### Directions for this task:
Which lines of the entries below include "edge"? List them all.

━━━━━━━━━━

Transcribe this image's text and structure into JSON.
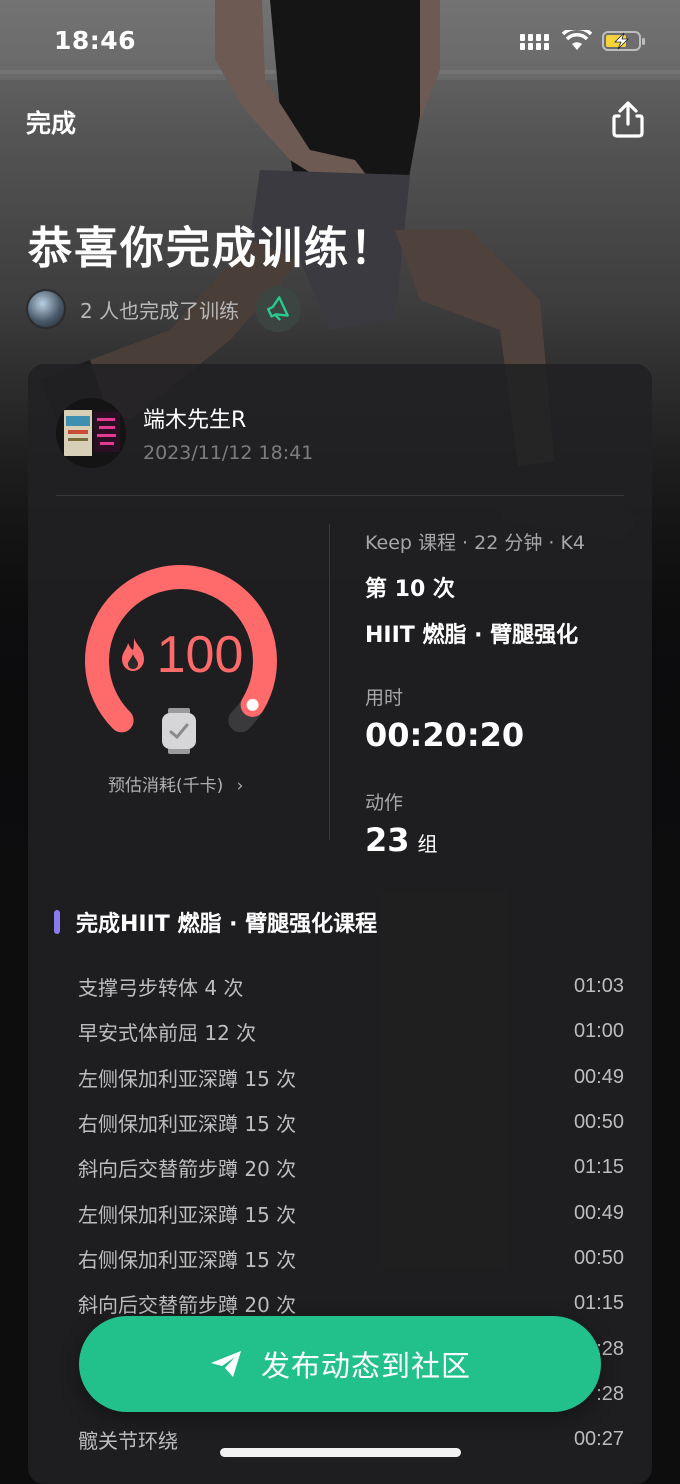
{
  "status_bar": {
    "time": "18:46",
    "icons": [
      "signal-icon",
      "wifi-icon",
      "battery-charging-icon"
    ]
  },
  "nav": {
    "done_label": "完成",
    "share_icon": "share-icon"
  },
  "hero": {
    "title": "恭喜你完成训练！",
    "others_completed": "2 人也完成了训练",
    "megaphone_icon": "megaphone-icon"
  },
  "card": {
    "user": {
      "name": "端木先生R",
      "timestamp": "2023/11/12 18:41"
    },
    "calories": {
      "value": "100",
      "label": "预估消耗(千卡)",
      "chevron": "›",
      "fill": 0.95,
      "colors": {
        "arc": "#ff6b6b",
        "track": "#3a3a3c",
        "text": "#ff6b6b"
      }
    },
    "course": {
      "meta": "Keep 课程 · 22 分钟 · K4",
      "session": "第 10 次",
      "name": "HIIT 燃脂 · 臂腿强化"
    },
    "duration": {
      "label": "用时",
      "value": "00:20:20"
    },
    "actions": {
      "label": "动作",
      "value": "23",
      "unit": "组"
    },
    "exercise_section": {
      "title": "完成HIIT 燃脂 · 臂腿强化课程",
      "accent": "#8b7bf0",
      "items": [
        {
          "name": "支撑弓步转体 4 次",
          "time": "01:03"
        },
        {
          "name": "早安式体前屈 12 次",
          "time": "01:00"
        },
        {
          "name": "左侧保加利亚深蹲 15 次",
          "time": "00:49"
        },
        {
          "name": "右侧保加利亚深蹲 15 次",
          "time": "00:50"
        },
        {
          "name": "斜向后交替箭步蹲 20 次",
          "time": "01:15"
        },
        {
          "name": "左侧保加利亚深蹲 15 次",
          "time": "00:49"
        },
        {
          "name": "右侧保加利亚深蹲 15 次",
          "time": "00:50"
        },
        {
          "name": "斜向后交替箭步蹲 20 次",
          "time": "01:15"
        },
        {
          "name": "",
          "time": ":28"
        },
        {
          "name": "",
          "time": ":28"
        },
        {
          "name": "髋关节环绕",
          "time": "00:27"
        }
      ]
    }
  },
  "publish_button": {
    "label": "发布动态到社区",
    "icon": "send-icon",
    "color": "#22c08a"
  }
}
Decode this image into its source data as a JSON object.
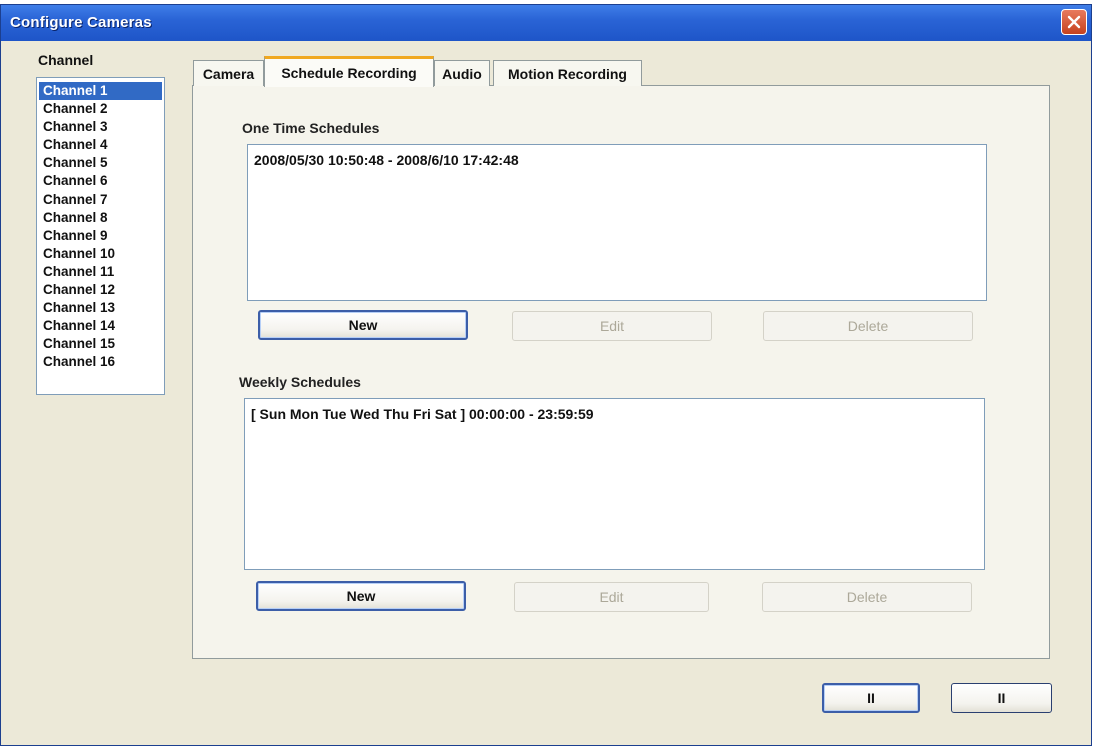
{
  "window": {
    "title": "Configure Cameras"
  },
  "channel_panel": {
    "label": "Channel",
    "items": [
      {
        "label": "Channel 1",
        "selected": true
      },
      {
        "label": "Channel 2"
      },
      {
        "label": "Channel 3"
      },
      {
        "label": "Channel 4"
      },
      {
        "label": "Channel 5"
      },
      {
        "label": "Channel 6"
      },
      {
        "label": "Channel 7"
      },
      {
        "label": "Channel 8"
      },
      {
        "label": "Channel 9"
      },
      {
        "label": "Channel 10"
      },
      {
        "label": "Channel 11"
      },
      {
        "label": "Channel 12"
      },
      {
        "label": "Channel 13"
      },
      {
        "label": "Channel 14"
      },
      {
        "label": "Channel 15"
      },
      {
        "label": "Channel 16"
      }
    ]
  },
  "tabs": [
    {
      "label": "Camera"
    },
    {
      "label": "Schedule Recording",
      "active": true
    },
    {
      "label": "Audio"
    },
    {
      "label": "Motion Recording"
    }
  ],
  "one_time": {
    "label": "One Time Schedules",
    "entries": [
      "2008/05/30 10:50:48 - 2008/6/10 17:42:48"
    ],
    "buttons": {
      "new": "New",
      "edit": "Edit",
      "delete": "Delete"
    }
  },
  "weekly": {
    "label": "Weekly Schedules",
    "entries": [
      "[ Sun Mon Tue Wed Thu Fri Sat ] 00:00:00 - 23:59:59"
    ],
    "buttons": {
      "new": "New",
      "edit": "Edit",
      "delete": "Delete"
    }
  },
  "footer": {
    "button_1": "II",
    "button_2": "II"
  },
  "colors": {
    "titlebar": "#2a64d6",
    "selection": "#316ac5",
    "tab_highlight": "#f0a820",
    "close": "#c6421f"
  },
  "icons": {
    "close": "close-icon"
  }
}
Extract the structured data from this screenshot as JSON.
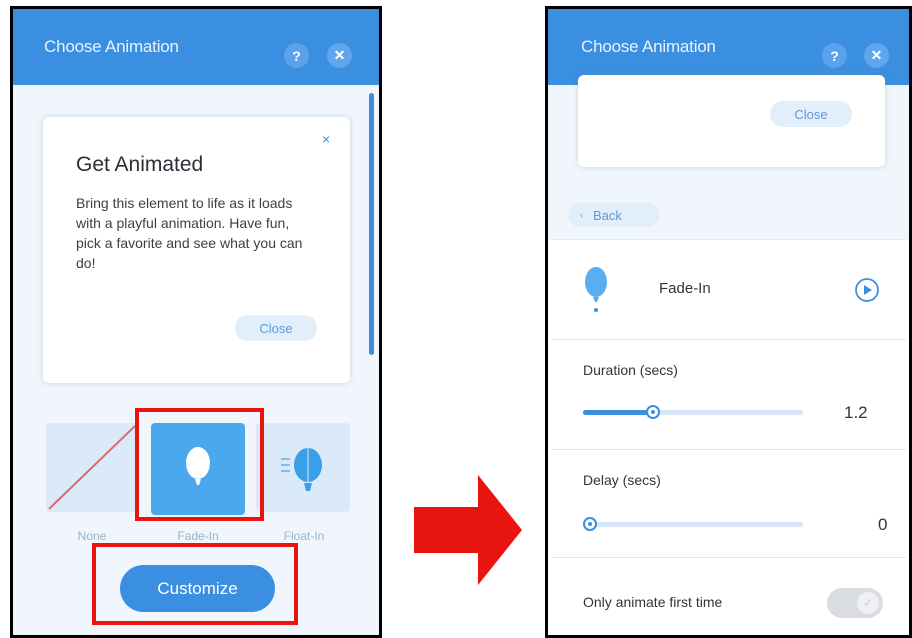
{
  "left_panel": {
    "title": "Choose Animation",
    "help_label": "?",
    "close_label": "✕",
    "card": {
      "close_x": "×",
      "title": "Get Animated",
      "body": "Bring this element to life as it loads with a playful animation. Have fun, pick a favorite and see what you can do!",
      "close_button": "Close"
    },
    "animations": [
      {
        "label": "None"
      },
      {
        "label": "Fade-In",
        "selected": true
      },
      {
        "label": "Float-In"
      }
    ],
    "customize_button": "Customize"
  },
  "right_panel": {
    "title": "Choose Animation",
    "help_label": "?",
    "close_label": "✕",
    "card_close_button": "Close",
    "back_button": "Back",
    "selected_animation": {
      "name": "Fade-In"
    },
    "duration": {
      "label": "Duration (secs)",
      "value": "1.2",
      "fraction": 0.32
    },
    "delay": {
      "label": "Delay (secs)",
      "value": "0",
      "fraction": 0.0
    },
    "only_first_time": {
      "label": "Only animate first time",
      "enabled": true
    }
  },
  "colors": {
    "accent": "#3b8fe0",
    "highlight": "#e8140f"
  }
}
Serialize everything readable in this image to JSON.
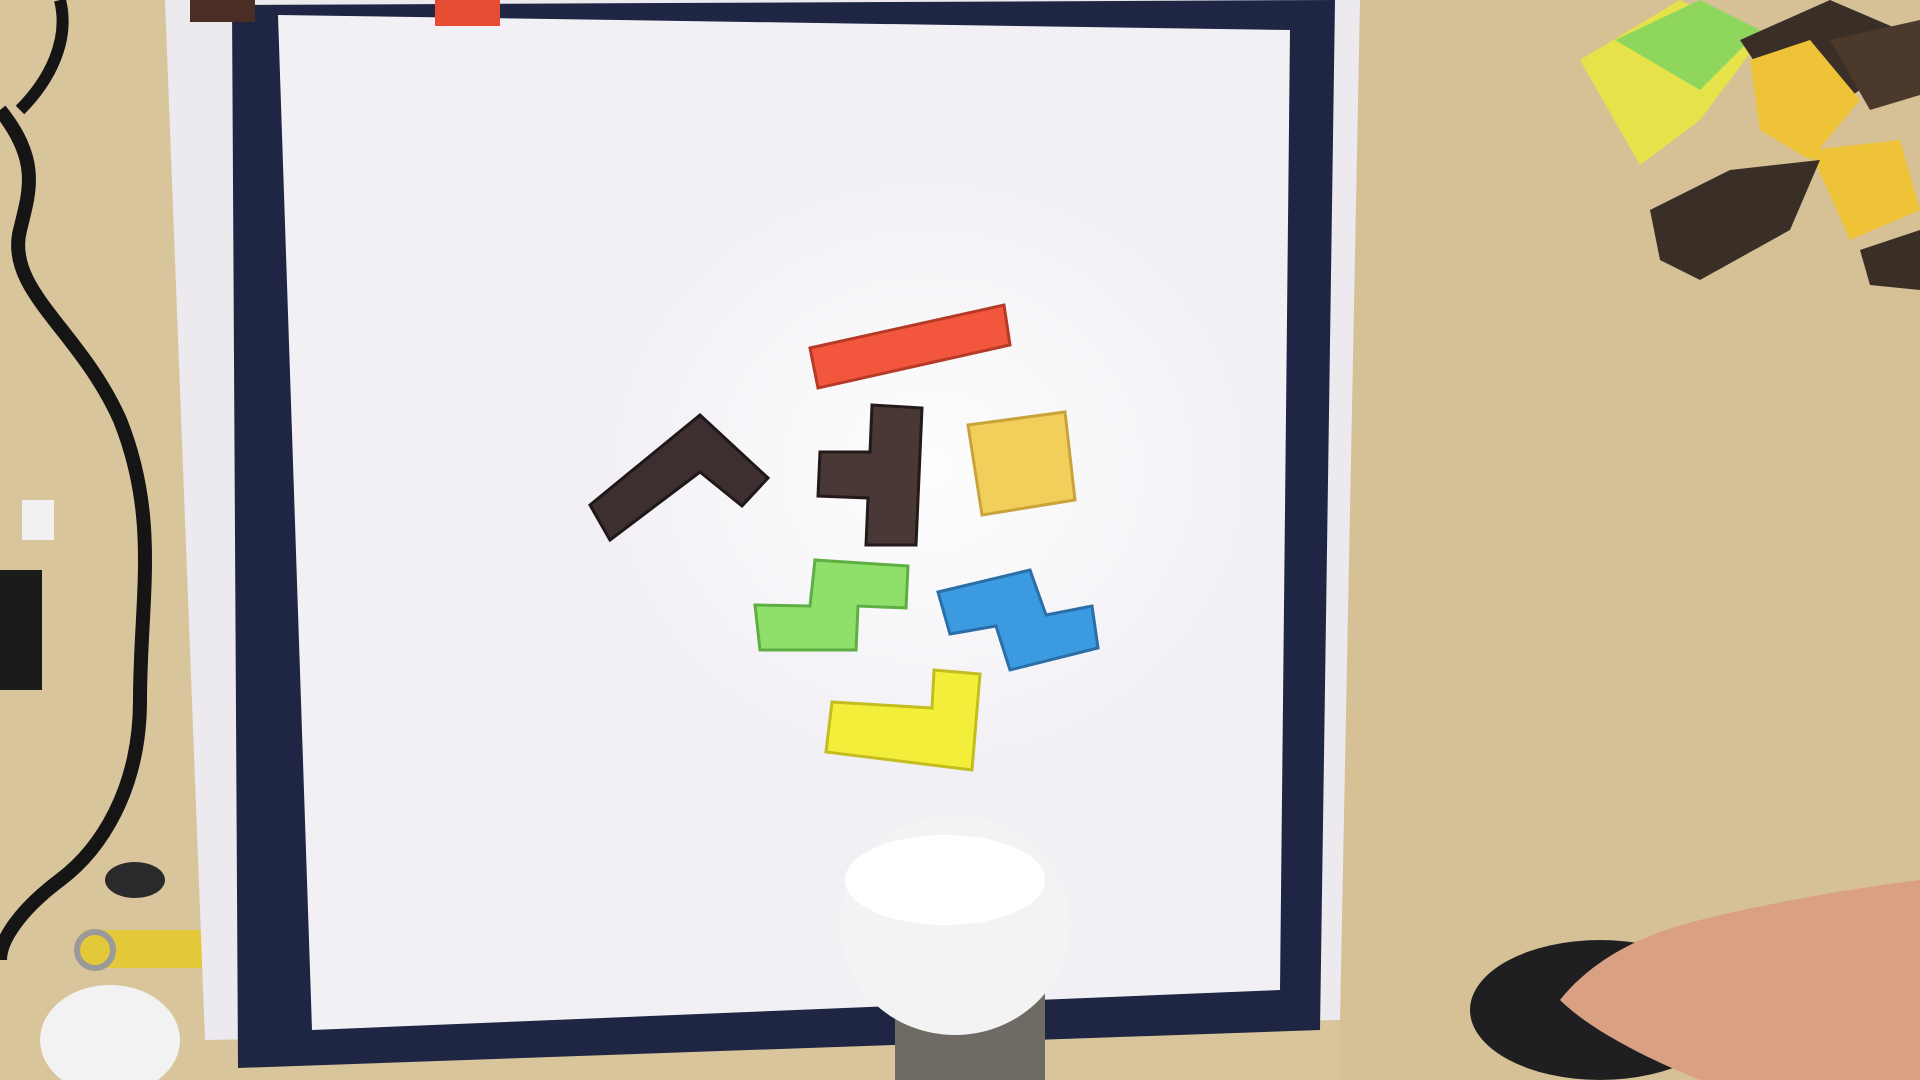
{
  "scene": {
    "description_free": true,
    "colors": {
      "table": "#d9c59c",
      "table_shadow": "#c3ac7e",
      "paper_outer": "#eceaee",
      "tape": "#1e2643",
      "paper_inner": "#f2f0f5",
      "lamp": "#f3f3f3",
      "lamp_base": "#6f6a63",
      "hand": "#d9a083",
      "mouse": "#1f1f21",
      "cable": "#151515",
      "lighter": "#e3c83a"
    }
  },
  "pieces": [
    {
      "name": "red-i-piece",
      "color": "#f2573e",
      "edge": "#b63a26"
    },
    {
      "name": "brown-v-piece",
      "color": "#3d2f30",
      "edge": "#1f1718"
    },
    {
      "name": "brown-t-piece",
      "color": "#4a3836",
      "edge": "#241a19"
    },
    {
      "name": "yellow-square-piece",
      "color": "#f2cf5a",
      "edge": "#c9a43a"
    },
    {
      "name": "green-s-piece",
      "color": "#8fe06a",
      "edge": "#5fae43"
    },
    {
      "name": "blue-z-piece",
      "color": "#3c9ae0",
      "edge": "#2a6fa8"
    },
    {
      "name": "yellow-l-piece",
      "color": "#f2ee3a",
      "edge": "#c3bd1f"
    }
  ],
  "side_pile": [
    {
      "name": "pile-green-block",
      "color": "#8fd65c"
    },
    {
      "name": "pile-yellow-block",
      "color": "#e6e24a"
    },
    {
      "name": "pile-dark-block",
      "color": "#3a2f26"
    },
    {
      "name": "pile-orange-block",
      "color": "#efc338"
    },
    {
      "name": "pile-brown-block",
      "color": "#4b3a2c"
    }
  ]
}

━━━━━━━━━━

### Response to the exercise:
      "edge": "#b63a26"
      "edge": "#1f1718"
      "edge": "#241a19"
      "edge": "#c9a43a"
      "edge": "#5fae43"
      "edge": "#2a6fa8"
      "edge": "#c3bd1f"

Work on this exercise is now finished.